SUPPLIED DATA:
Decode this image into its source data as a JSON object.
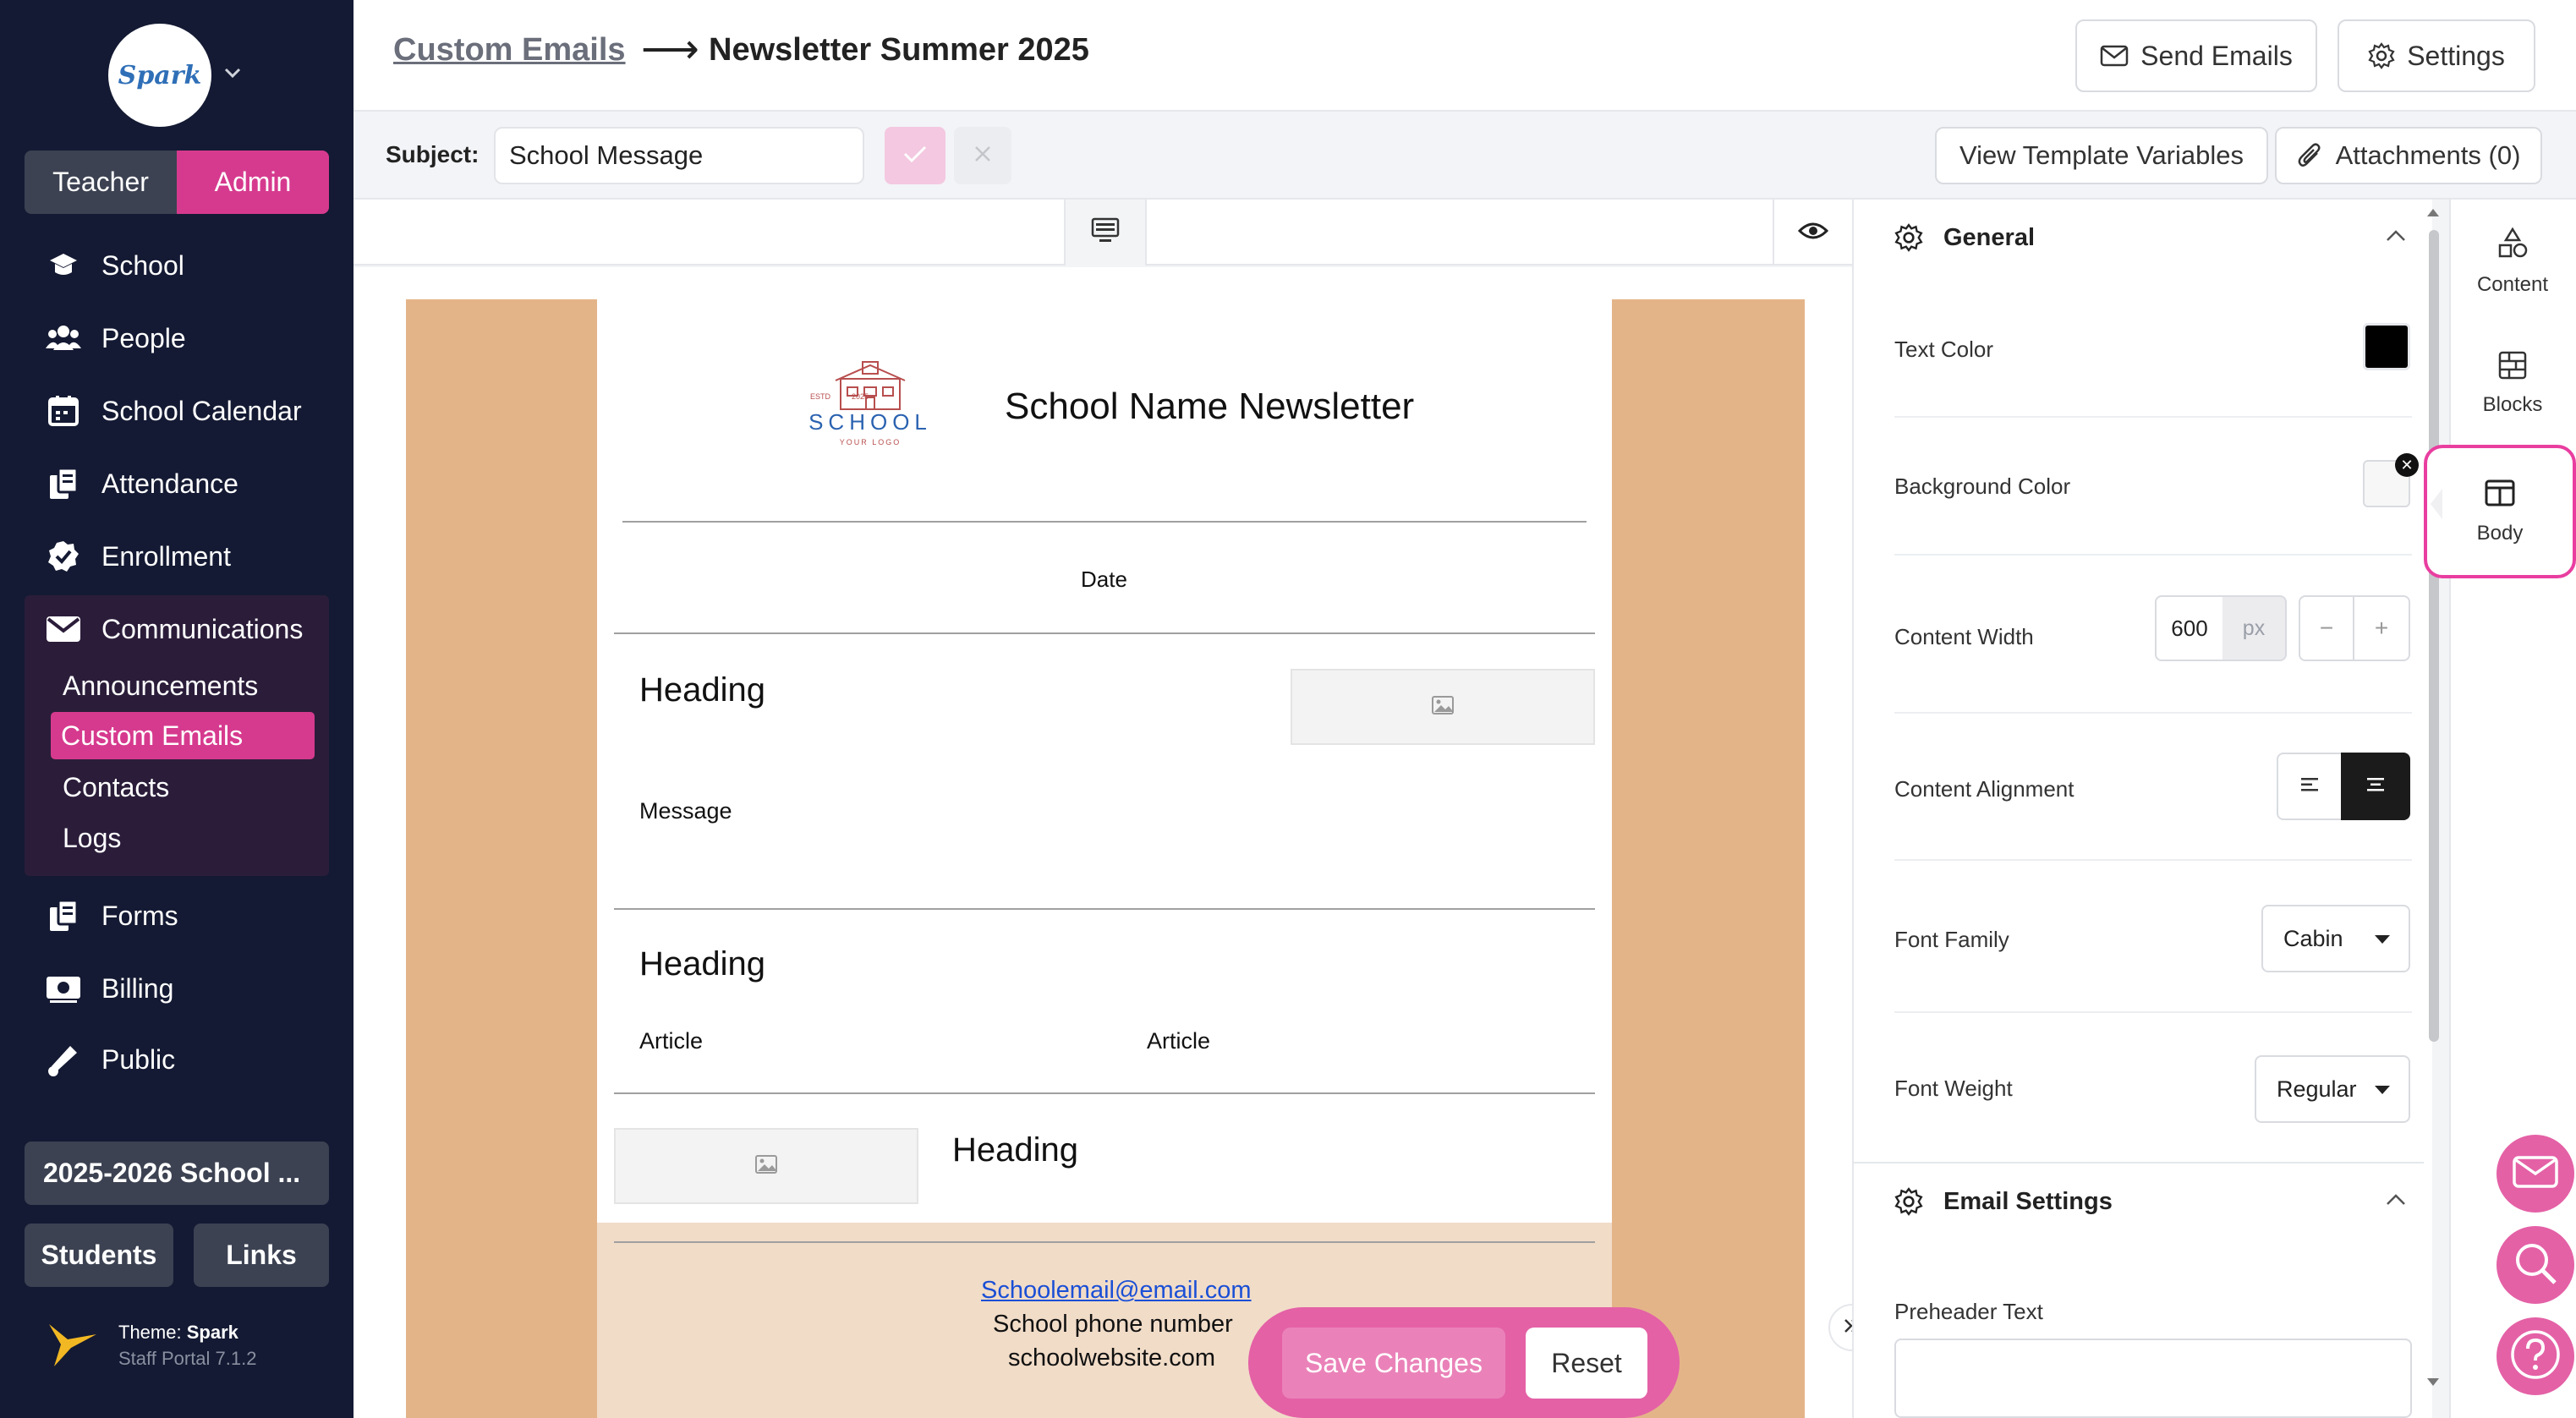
{
  "sidebar": {
    "logo_text": "Spark",
    "role_toggle": {
      "teacher": "Teacher",
      "admin": "Admin"
    },
    "nav": [
      {
        "label": "School",
        "icon": "school-icon"
      },
      {
        "label": "People",
        "icon": "people-icon"
      },
      {
        "label": "School Calendar",
        "icon": "calendar-icon"
      },
      {
        "label": "Attendance",
        "icon": "attendance-icon"
      },
      {
        "label": "Enrollment",
        "icon": "enrollment-check-icon"
      },
      {
        "label": "Communications",
        "icon": "envelope-icon"
      }
    ],
    "communications_sub": [
      "Announcements",
      "Custom Emails",
      "Contacts",
      "Logs"
    ],
    "nav_lower": [
      {
        "label": "Forms",
        "icon": "forms-icon"
      },
      {
        "label": "Billing",
        "icon": "billing-icon"
      },
      {
        "label": "Public",
        "icon": "megaphone-icon"
      }
    ],
    "school_year": "2025-2026 School ...",
    "students_btn": "Students",
    "links_btn": "Links",
    "theme_label": "Theme:",
    "theme_name": "Spark",
    "version": "Staff Portal 7.1.2"
  },
  "header": {
    "breadcrumb_link": "Custom Emails",
    "arrow": "⟶",
    "title": "Newsletter Summer 2025",
    "send_emails": "Send Emails",
    "settings": "Settings"
  },
  "subject_bar": {
    "label": "Subject:",
    "value": "School Message",
    "view_template_vars": "View Template Variables",
    "attachments": "Attachments (0)"
  },
  "email": {
    "logo_top": "ESTD          2025",
    "logo_word": "SCHOOL",
    "logo_sub": "YOUR LOGO",
    "title": "School Name Newsletter",
    "date": "Date",
    "heading1": "Heading",
    "message": "Message",
    "heading2": "Heading",
    "article1": "Article",
    "article2": "Article",
    "heading3": "Heading",
    "footer_email": "Schoolemail@email.com",
    "footer_phone": "School phone number",
    "footer_web": "schoolwebsite.com"
  },
  "actions": {
    "save": "Save Changes",
    "reset": "Reset"
  },
  "panel": {
    "general_title": "General",
    "text_color_label": "Text Color",
    "text_color": "#000000",
    "bg_color_label": "Background Color",
    "content_width_label": "Content Width",
    "content_width": "600",
    "content_width_unit": "px",
    "content_alignment_label": "Content Alignment",
    "content_alignment": "center",
    "font_family_label": "Font Family",
    "font_family": "Cabin",
    "font_weight_label": "Font Weight",
    "font_weight": "Regular",
    "email_settings_title": "Email Settings",
    "preheader_label": "Preheader Text"
  },
  "rail": {
    "content": "Content",
    "blocks": "Blocks",
    "body": "Body"
  },
  "colors": {
    "accent": "#d63a8e",
    "sidebar": "#141a33",
    "email_bg": "#e4b489",
    "footer": "#f1dcc8"
  }
}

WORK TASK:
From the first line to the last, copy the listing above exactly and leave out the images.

WRITTEN RESPONSE:
Decode this image into its source data as a JSON object.
{
  "sidebar": {
    "logo_text": "Spark",
    "role_toggle": {
      "teacher": "Teacher",
      "admin": "Admin"
    },
    "nav": [
      {
        "label": "School",
        "icon": "school-icon"
      },
      {
        "label": "People",
        "icon": "people-icon"
      },
      {
        "label": "School Calendar",
        "icon": "calendar-icon"
      },
      {
        "label": "Attendance",
        "icon": "attendance-icon"
      },
      {
        "label": "Enrollment",
        "icon": "enrollment-check-icon"
      },
      {
        "label": "Communications",
        "icon": "envelope-icon"
      }
    ],
    "communications_sub": [
      "Announcements",
      "Custom Emails",
      "Contacts",
      "Logs"
    ],
    "nav_lower": [
      {
        "label": "Forms",
        "icon": "forms-icon"
      },
      {
        "label": "Billing",
        "icon": "billing-icon"
      },
      {
        "label": "Public",
        "icon": "megaphone-icon"
      }
    ],
    "school_year": "2025-2026 School ...",
    "students_btn": "Students",
    "links_btn": "Links",
    "theme_label": "Theme:",
    "theme_name": "Spark",
    "version": "Staff Portal 7.1.2"
  },
  "header": {
    "breadcrumb_link": "Custom Emails",
    "arrow": "⟶",
    "title": "Newsletter Summer 2025",
    "send_emails": "Send Emails",
    "settings": "Settings"
  },
  "subject_bar": {
    "label": "Subject:",
    "value": "School Message",
    "view_template_vars": "View Template Variables",
    "attachments": "Attachments (0)"
  },
  "email": {
    "logo_top": "ESTD          2025",
    "logo_word": "SCHOOL",
    "logo_sub": "YOUR LOGO",
    "title": "School Name Newsletter",
    "date": "Date",
    "heading1": "Heading",
    "message": "Message",
    "heading2": "Heading",
    "article1": "Article",
    "article2": "Article",
    "heading3": "Heading",
    "footer_email": "Schoolemail@email.com",
    "footer_phone": "School phone number",
    "footer_web": "schoolwebsite.com"
  },
  "actions": {
    "save": "Save Changes",
    "reset": "Reset"
  },
  "panel": {
    "general_title": "General",
    "text_color_label": "Text Color",
    "text_color": "#000000",
    "bg_color_label": "Background Color",
    "content_width_label": "Content Width",
    "content_width": "600",
    "content_width_unit": "px",
    "content_alignment_label": "Content Alignment",
    "content_alignment": "center",
    "font_family_label": "Font Family",
    "font_family": "Cabin",
    "font_weight_label": "Font Weight",
    "font_weight": "Regular",
    "email_settings_title": "Email Settings",
    "preheader_label": "Preheader Text"
  },
  "rail": {
    "content": "Content",
    "blocks": "Blocks",
    "body": "Body"
  },
  "colors": {
    "accent": "#d63a8e",
    "sidebar": "#141a33",
    "email_bg": "#e4b489",
    "footer": "#f1dcc8"
  }
}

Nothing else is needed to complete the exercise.